Back in Dodge City, Holliday learns Kate has left him for Ringo. When Ringo taunts Holliday to a shootout and throws liquor on him, Holliday steadfastly refuses to fight him, and instead leaves. Later that night, Shanghai Pierce (Ted de Corsia) and his henchman ride into town and attack a dancehall, but Wyatt and Holliday hold the men and defuse the situation. As Ringo attempts to shoot Holliday, Holliday shoots him in the arm. Holliday returns to his room and Kate is waiting for him, but he refuses to take her back. By now, Wyatt and Laura have fallen in love, but when he receives a letter from his brother, Virgil, asking him to come clean up Tombstone, Arizona, she refuses to go with him and Holliday.

In Tombstone, Wyatt finds out that Ike Clanton is trying to ship thousands of heads of Mexican cattle out of Tombstone but cannot as long as the Earps control Tombstone's railway station. Though his brother, Morgan (DeForest Kelley), criticizes Wyatt's association with Holliday, but Wyatt tells them that the gunslinger is welcome in Tombstone as long as he stays out of trouble. Cotton, the cowardly county sheriff from Fort Griffin, offers Wyatt a $20,000 bribe ($468,655 in 2013 dollars)[2] if he allows the stolen cattle to be shipped, but Wyatt refuses. He rides out to the Clanton ranch to tell them that he has been made a U.S. Marshal and has legal authority in every county in the United States. Finding no recourse, the Clantons decide to ambush Wyatt, but kill James Earp instead.

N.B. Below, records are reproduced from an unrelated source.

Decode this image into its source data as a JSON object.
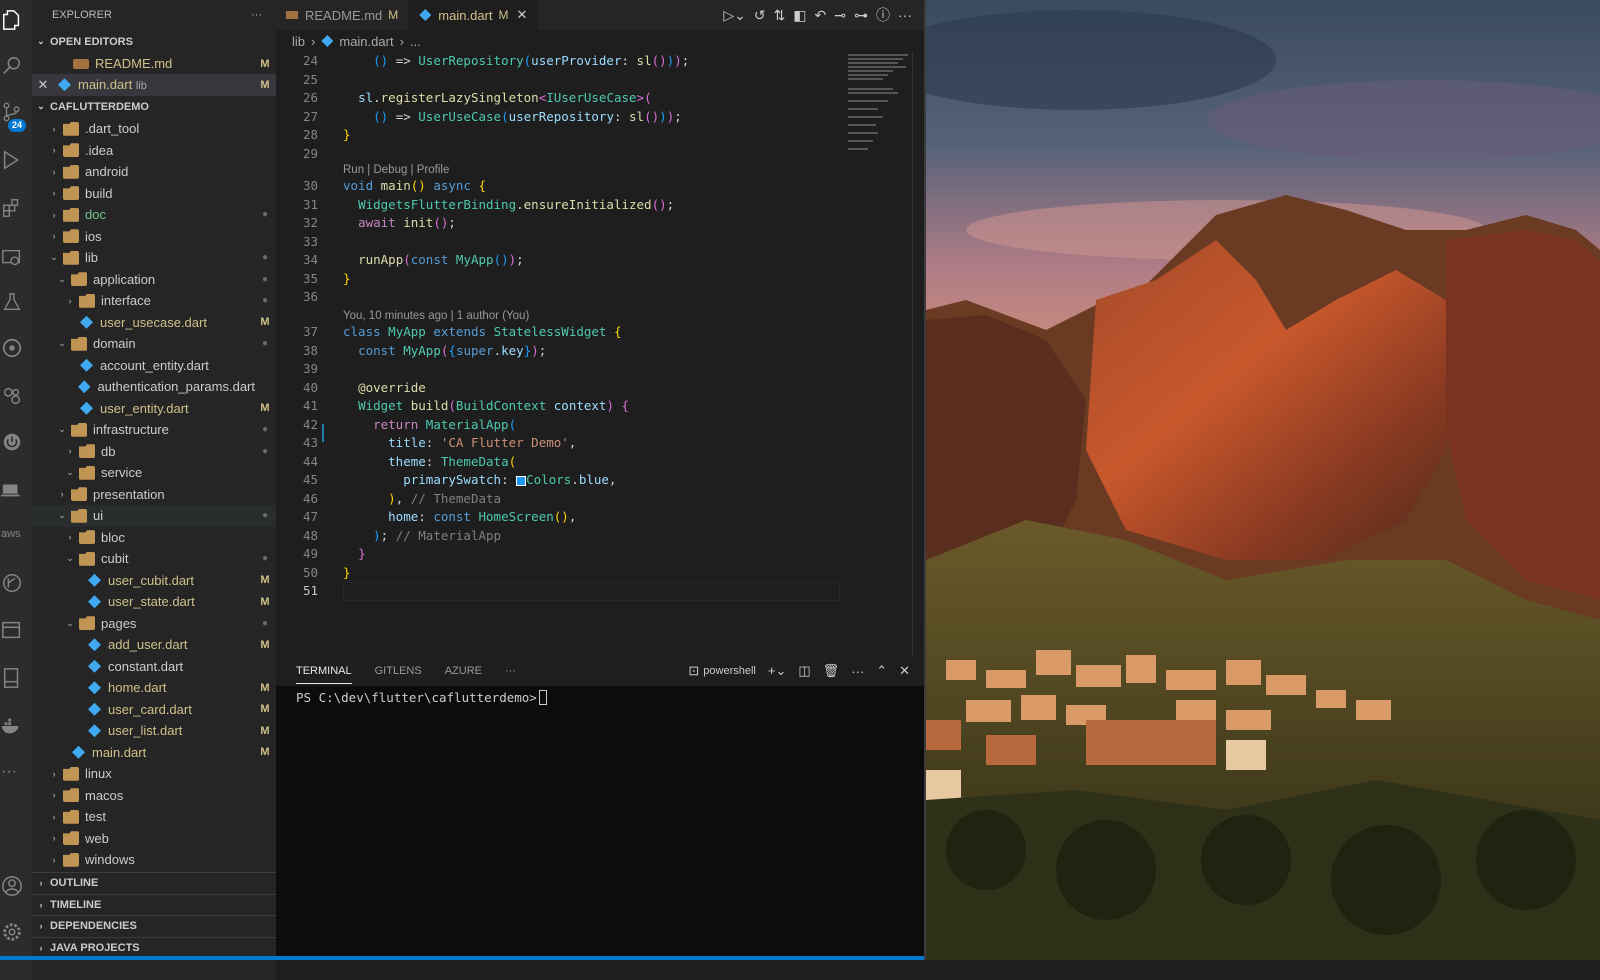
{
  "sidebar": {
    "title": "EXPLORER",
    "more": "···",
    "open_editors_header": "OPEN EDITORS",
    "open_editors": [
      {
        "name": "README.md",
        "status": "M"
      },
      {
        "name": "main.dart",
        "sub": "lib",
        "status": "M"
      }
    ],
    "project_header": "CAFLUTTERDEMO",
    "tree": [
      {
        "label": ".dart_tool"
      },
      {
        "label": ".idea"
      },
      {
        "label": "android"
      },
      {
        "label": "build"
      },
      {
        "label": "doc"
      },
      {
        "label": "ios"
      },
      {
        "label": "lib"
      },
      {
        "label": "application"
      },
      {
        "label": "interface"
      },
      {
        "label": "user_usecase.dart",
        "status": "M"
      },
      {
        "label": "domain"
      },
      {
        "label": "account_entity.dart"
      },
      {
        "label": "authentication_params.dart"
      },
      {
        "label": "user_entity.dart",
        "status": "M"
      },
      {
        "label": "infrastructure"
      },
      {
        "label": "db"
      },
      {
        "label": "service"
      },
      {
        "label": "presentation"
      },
      {
        "label": "ui"
      },
      {
        "label": "bloc"
      },
      {
        "label": "cubit"
      },
      {
        "label": "user_cubit.dart",
        "status": "M"
      },
      {
        "label": "user_state.dart",
        "status": "M"
      },
      {
        "label": "pages"
      },
      {
        "label": "add_user.dart",
        "status": "M"
      },
      {
        "label": "constant.dart"
      },
      {
        "label": "home.dart",
        "status": "M"
      },
      {
        "label": "user_card.dart",
        "status": "M"
      },
      {
        "label": "user_list.dart",
        "status": "M"
      },
      {
        "label": "main.dart",
        "status": "M"
      },
      {
        "label": "linux"
      },
      {
        "label": "macos"
      },
      {
        "label": "test"
      },
      {
        "label": "web"
      },
      {
        "label": "windows"
      }
    ],
    "sections": [
      "OUTLINE",
      "TIMELINE",
      "DEPENDENCIES",
      "JAVA PROJECTS"
    ]
  },
  "activity": {
    "badge": "24",
    "aws_label": "aws"
  },
  "tabs": [
    {
      "label": "README.md",
      "status": "M"
    },
    {
      "label": "main.dart",
      "status": "M",
      "close": "✕"
    }
  ],
  "breadcrumb": {
    "folder": "lib",
    "file": "main.dart",
    "more": "..."
  },
  "editor": {
    "lens_main": "Run | Debug | Profile",
    "lens_blame": "You, 10 minutes ago | 1 author (You)",
    "line_numbers": [
      "24",
      "25",
      "26",
      "27",
      "28",
      "29",
      "30",
      "31",
      "32",
      "33",
      "34",
      "35",
      "36",
      "37",
      "38",
      "39",
      "40",
      "41",
      "42",
      "43",
      "44",
      "45",
      "46",
      "47",
      "48",
      "49",
      "50",
      "51"
    ]
  },
  "panel": {
    "tabs": [
      "TERMINAL",
      "GITLENS",
      "AZURE",
      "···"
    ],
    "shell": "powershell",
    "prompt": "PS C:\\dev\\flutter\\caflutterdemo> "
  }
}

The next morning, Ike and five of his henchman go to Tombstone to face off against the Earps at the O.K. Corral. Holliday, who is sick from tuberculosis, joins despite his illness. Though Virgil and Morgan are wounded in the gunfight, all six in Clanton's gang are killed, including Billy, who was given a chance to surrender but refuses. After the fight is over, Wyatt joins Holliday for a final drink before heading off to California to meet Laura, as promised.

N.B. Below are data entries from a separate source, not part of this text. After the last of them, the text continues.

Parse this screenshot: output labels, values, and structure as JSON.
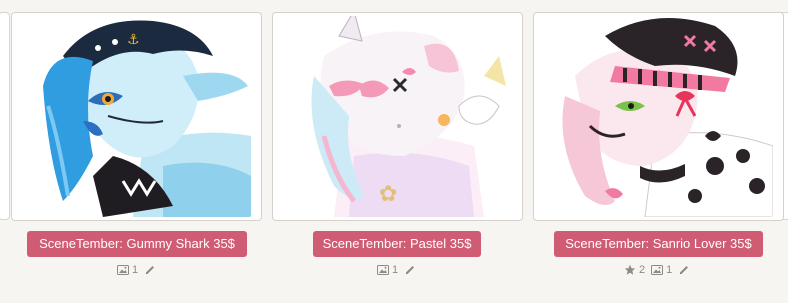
{
  "gallery": {
    "items": [
      {
        "title": "SceneTember: Gummy Shark 35$",
        "stars": "",
        "image_count": "1",
        "accent": "#4aa3e8"
      },
      {
        "title": "SceneTember: Pastel 35$",
        "stars": "",
        "image_count": "1",
        "accent": "#f4a9c3"
      },
      {
        "title": "SceneTember: Sanrio Lover 35$",
        "stars": "2",
        "image_count": "1",
        "accent": "#2a2327"
      }
    ]
  },
  "colors": {
    "button_bg": "#cf5c73",
    "button_text": "#ffffff",
    "meta_text": "#8f8a84",
    "page_bg": "#f7f5f1"
  },
  "icons": {
    "image": "image-icon",
    "edit": "pencil-icon",
    "star": "star-icon"
  }
}
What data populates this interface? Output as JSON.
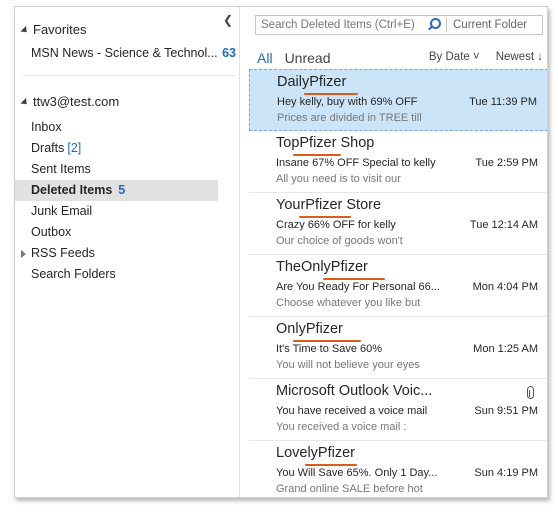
{
  "nav": {
    "favorites_label": "Favorites",
    "favorite_item": {
      "label": "MSN News - Science & Technol...",
      "count": "63"
    },
    "account_label": "ttw3@test.com",
    "folders": [
      {
        "label": "Inbox"
      },
      {
        "label": "Drafts",
        "count": "[2]"
      },
      {
        "label": "Sent Items"
      },
      {
        "label": "Deleted Items",
        "count": "5"
      },
      {
        "label": "Junk Email"
      },
      {
        "label": "Outbox"
      },
      {
        "label": "RSS Feeds"
      },
      {
        "label": "Search Folders"
      }
    ]
  },
  "search": {
    "placeholder": "Search Deleted Items (Ctrl+E)",
    "scope": "Current Folder"
  },
  "filters": {
    "all": "All",
    "unread": "Unread",
    "sort_by": "By Date ˅",
    "order": "Newest ↓"
  },
  "messages": [
    {
      "sender": "DailyPfizer",
      "subject": "Hey kelly, buy with 69% OFF",
      "time": "Tue 11:39 PM",
      "preview": "Prices are divided in TREE till"
    },
    {
      "sender": "TopPfizer Shop",
      "subject": "Insane 67% OFF Special to kelly",
      "time": "Tue 2:59 PM",
      "preview": "All you need is to visit our"
    },
    {
      "sender": "YourPfizer Store",
      "subject": "Crazy 66% OFF for kelly",
      "time": "Tue 12:14 AM",
      "preview": "Our choice of goods won't"
    },
    {
      "sender": "TheOnlyPfizer",
      "subject": "Are You Ready For Personal 66...",
      "time": "Mon 4:04 PM",
      "preview": "Choose whatever you like but"
    },
    {
      "sender": "OnlyPfizer",
      "subject": "It's Time to Save 60%",
      "time": "Mon 1:25 AM",
      "preview": "You will not believe your eyes"
    },
    {
      "sender": "Microsoft Outlook Voic...",
      "subject": "You have received a voice mail",
      "time": "Sun 9:51 PM",
      "preview": "You received a voice mail :"
    },
    {
      "sender": "LovelyPfizer",
      "subject": "You Will Save 65%. Only 1 Day...",
      "time": "Sun 4:19 PM",
      "preview": "Grand online SALE before hot"
    }
  ]
}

Cast[edit]

Historical inaccuracies[edit]

There are historical inaccuracies contained in the film depiction of the Gunfight at O.K. Corral:

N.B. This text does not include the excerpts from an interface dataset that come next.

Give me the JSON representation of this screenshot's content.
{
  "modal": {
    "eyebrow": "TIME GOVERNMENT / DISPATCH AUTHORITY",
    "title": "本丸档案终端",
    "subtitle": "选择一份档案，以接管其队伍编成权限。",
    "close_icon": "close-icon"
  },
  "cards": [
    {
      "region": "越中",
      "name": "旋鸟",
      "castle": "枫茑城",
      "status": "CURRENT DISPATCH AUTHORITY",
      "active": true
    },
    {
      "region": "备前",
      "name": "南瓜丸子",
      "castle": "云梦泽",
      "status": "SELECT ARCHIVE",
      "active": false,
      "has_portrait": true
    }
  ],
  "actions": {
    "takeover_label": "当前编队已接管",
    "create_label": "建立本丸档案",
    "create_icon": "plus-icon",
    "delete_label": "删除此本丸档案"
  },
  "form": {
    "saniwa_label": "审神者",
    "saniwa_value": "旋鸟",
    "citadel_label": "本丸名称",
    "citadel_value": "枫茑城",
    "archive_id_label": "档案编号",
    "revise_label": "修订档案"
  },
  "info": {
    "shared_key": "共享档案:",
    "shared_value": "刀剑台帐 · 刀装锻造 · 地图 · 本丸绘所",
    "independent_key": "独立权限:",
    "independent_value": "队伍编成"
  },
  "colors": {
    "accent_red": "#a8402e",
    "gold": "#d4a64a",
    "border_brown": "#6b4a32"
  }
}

  • Virgil Earp was already a deputy U.S. Marshal when he arrived in Tombstone, while Wyatt had little, if any, legal authority.
  • Wyatt came to Tombstone with a common-law wife, whom he later sent away to stay with his family—in order to get her away from opiates.
  • The real gunfight was a 30-second long, face-to-face affair with only a few firearms, not a medium-range, heavily armed shootout as in the film.
  • Johnny Ringo was not present at the OK Corral gunfight. He later killed himself.
  • Ike Clanton brought murder charges against the Earps and Doc Holliday. The Cowboys claimed the Earps had killed the outlaws as they attempted to surrender. During the Spicer hearing, the coroner and witnesses presented conflicting evidence about whether the Cowboys had their hands in the air or guns in their hands or were trying to draw their weapon when the fighting started.
  • Morgan and Virgil Earp were wounded and Holliday was grazed by a bullet. Wyatt was unhurt.
  • Judge Wells Spicer ruled that the lawmen acted within their authority.

Shooting[edit]

Part of the movie was shot on the set of Paramount Movie Ranch.

Reception[edit]

The film was a big hit and earned $4.7 million on its first run and $6 million on re-release.[1]

Sturges revisited the same material when he later directed a more historically accurate sequel of sorts, Hour of the Gun, starring James Garner as Earp, Jason Robards as Holliday, and Robert Ryan as Ike Clanton. That film begins with a more accurate version of the O.K. Corral gun battle then moves forward into the aftermath for the balance of the movie.

Awards[edit]

The film was nominated for two Academy Awards.[3]

References[edit]

  1. ^ a b c Glenn Lovell, Escape Artist: The Life and Films of John Sturges, University of Wisconsin Press, 2008 p151-153
  2. ^ http://www.westegg.com/inflation/ Consumer Price Index Calculator
  3. ^ "The 30th Academy Awards (1958) Nominees and Winners". oscars.org. Retrieved 2011-08-21. 

External links[edit]